Bull Connor kept us on the bus, I suppose about two or three hours. They even covered the bus to stop the people from seeing us. My mother did come down to see me, but I was on the bus and the windows were covered.
After a couple of hours, he let us off the bus and we went straight to the White waiting room. And that’s where we stayed until he arrested us, he said, for our protection. Now, we were in that bus station about three or four hours, I guess, or longer.
What were you thinking as all of this was happening? What were the feelings you were having?
To get me a comfortable place to rest! I was in for the stay. And when I was arrested in Jackson, Mississippi, and I got my smirk on, everybody wanted to know what I was thinking about … I was wanting those people to hurry up and finish with me. I knew they were taking me to jail and I knew I had to get on the top bunk to avoid the floor.
I don’t know, at that point, what I was thinking about, but we were never afraid or frightened. We had been through it and we had been trained properly.
Why did you feel it was so important for you to fight for your rights?
Because we should have our rights. I had talked to these students from Africa and they told us about our ancient history, and we had looked it up and found out that we had a civilization once, and we were strong people and we just got beat down.
Do you remember registering to vote?
I guess I was in my 20s, in Birmingham. I just went down there, my brother told me where to go. And it was no problem, no problem at all. I just went to the courthouse and registered and voted.
So this was after the Voting Rights Act, when you were able to register?
Yes. I would’ve had some problems. They were not trying to stop us. But everything had passed.

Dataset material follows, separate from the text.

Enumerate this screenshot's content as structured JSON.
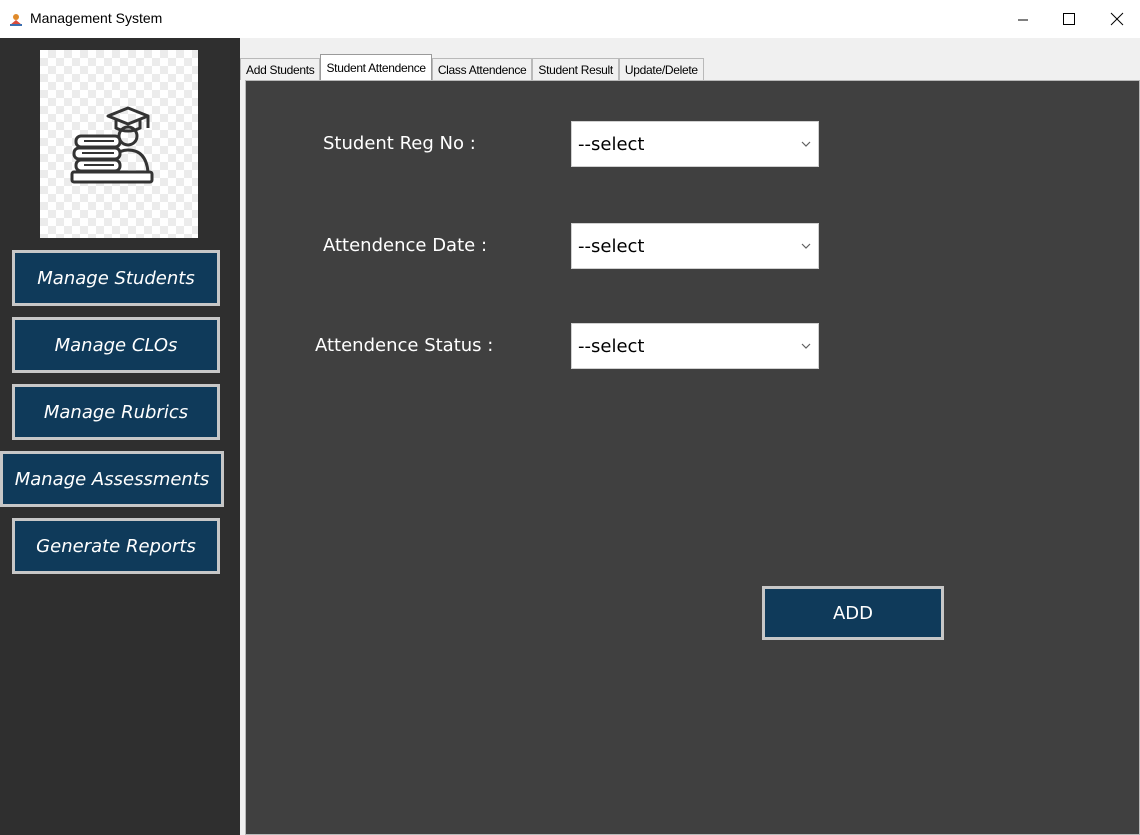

There are states now that are trying to make it harder for some people to vote. What do you think about that? What do you want Congress to do about the federal voting rights laws being considered now?
I think they will do everything that they can to stop us. I want Congress to do the right thing. They know what the right thing is. They just won’t do it.
Do you worry about the rights you fought for back then being in jeopardy now with what you see happening in the country and Black Americans?
No, because I see movements and I see active Black people, young Black people. I think they are headed the right way. I think they are doing something.
On the 60th anniversary of the Freedom Rides, what is on your mind?
It doesn’t look like it’s been 60 years. Doesn’t feel like it, either, but it has, and we’re still moving, and the young people are still moving. Black lives matter. And they are not doing it the way we did it, but we didn’t do it the way the folks before us did it.